Segment Start: Materials provided
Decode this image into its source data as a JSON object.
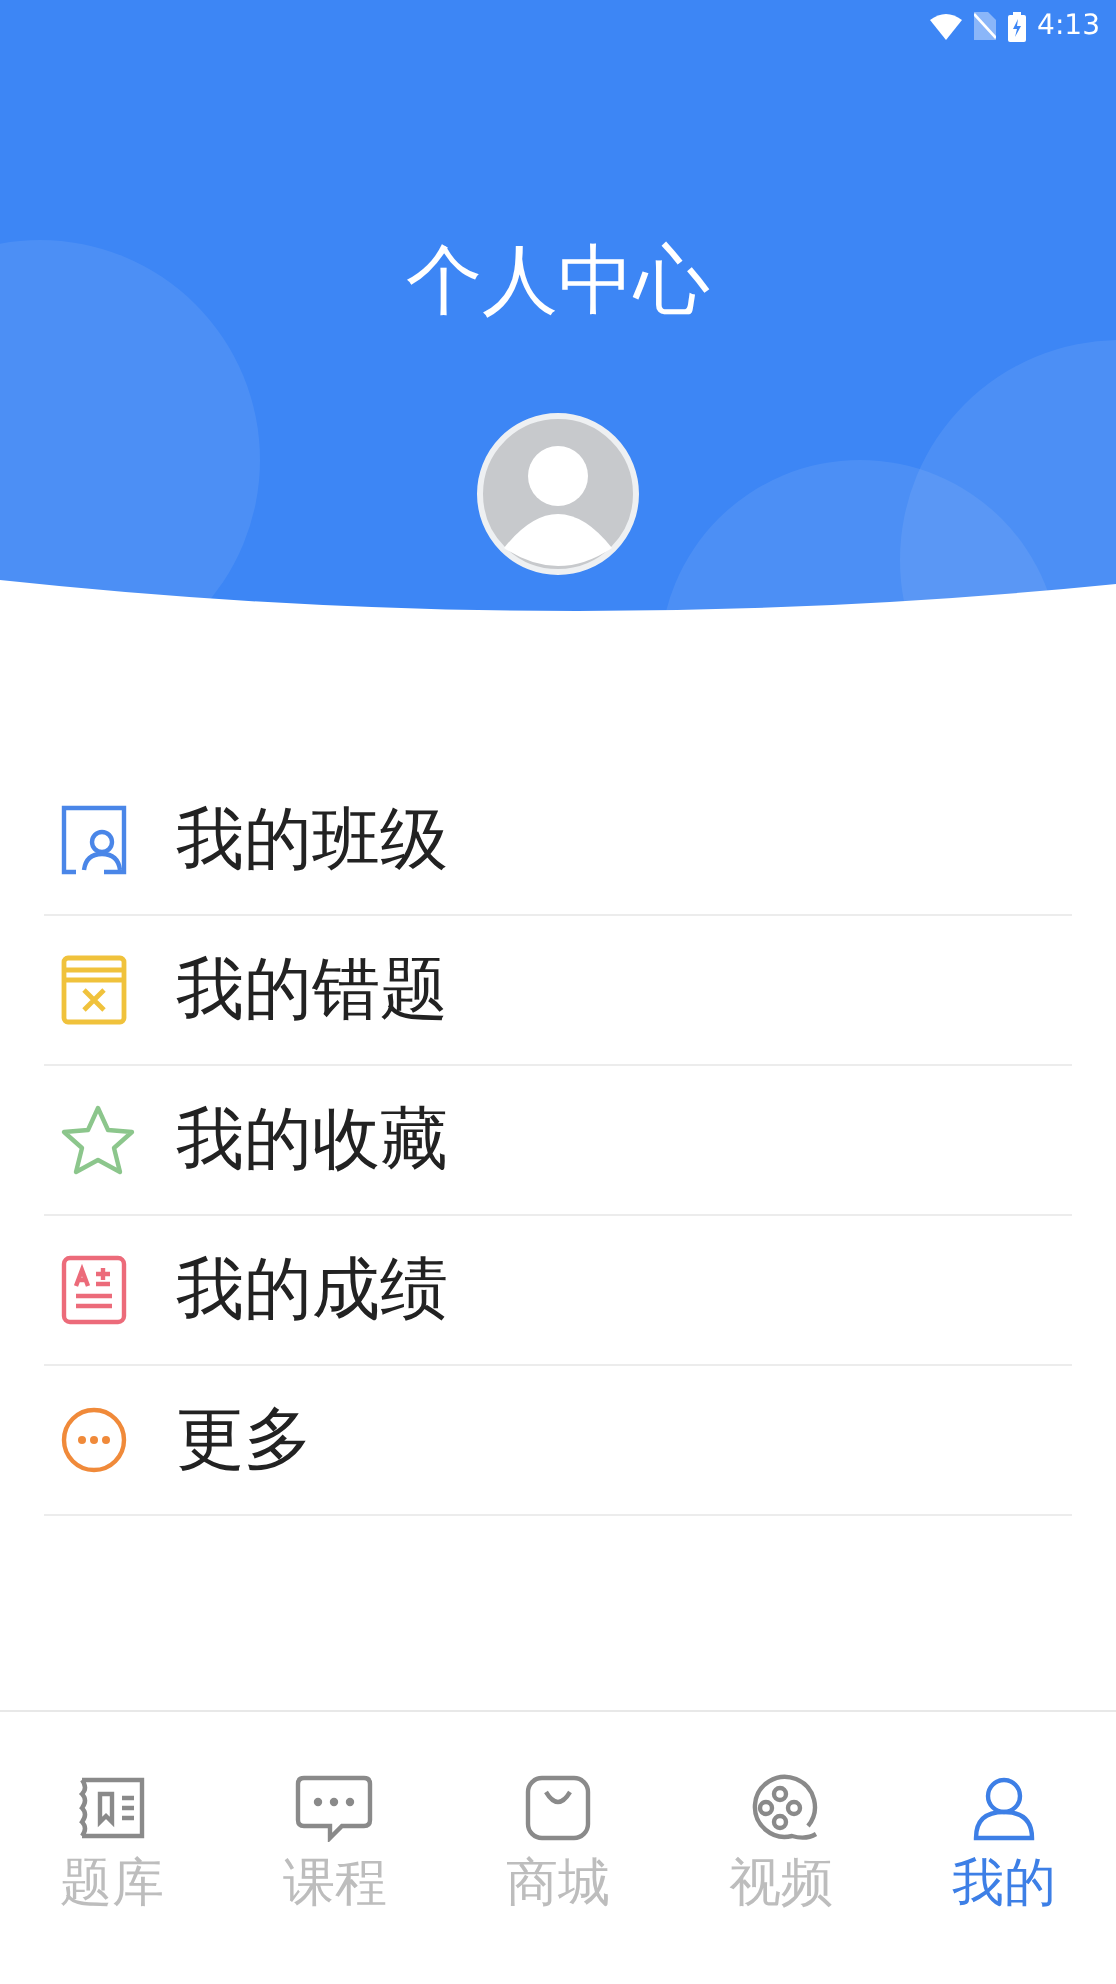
{
  "status_bar": {
    "time": "4:13"
  },
  "header": {
    "title": "个人中心"
  },
  "menu": [
    {
      "kind": "class",
      "label": "我的班级"
    },
    {
      "kind": "mistakes",
      "label": "我的错题"
    },
    {
      "kind": "favorites",
      "label": "我的收藏"
    },
    {
      "kind": "scores",
      "label": "我的成绩"
    },
    {
      "kind": "more",
      "label": "更多"
    }
  ],
  "tab_bar": [
    {
      "kind": "questions",
      "label": "题库",
      "selected": false
    },
    {
      "kind": "courses",
      "label": "课程",
      "selected": false
    },
    {
      "kind": "shop",
      "label": "商城",
      "selected": false
    },
    {
      "kind": "video",
      "label": "视频",
      "selected": false
    },
    {
      "kind": "profile",
      "label": "我的",
      "selected": true
    }
  ]
}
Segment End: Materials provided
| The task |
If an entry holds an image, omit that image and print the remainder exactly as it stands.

| Response for this exercise |
Decode this image into its source data as a JSON object.
{
  "status_bar": {
    "time": "4:13"
  },
  "header": {
    "title": "个人中心"
  },
  "menu": [
    {
      "kind": "class",
      "label": "我的班级"
    },
    {
      "kind": "mistakes",
      "label": "我的错题"
    },
    {
      "kind": "favorites",
      "label": "我的收藏"
    },
    {
      "kind": "scores",
      "label": "我的成绩"
    },
    {
      "kind": "more",
      "label": "更多"
    }
  ],
  "tab_bar": [
    {
      "kind": "questions",
      "label": "题库",
      "selected": false
    },
    {
      "kind": "courses",
      "label": "课程",
      "selected": false
    },
    {
      "kind": "shop",
      "label": "商城",
      "selected": false
    },
    {
      "kind": "video",
      "label": "视频",
      "selected": false
    },
    {
      "kind": "profile",
      "label": "我的",
      "selected": true
    }
  ]
}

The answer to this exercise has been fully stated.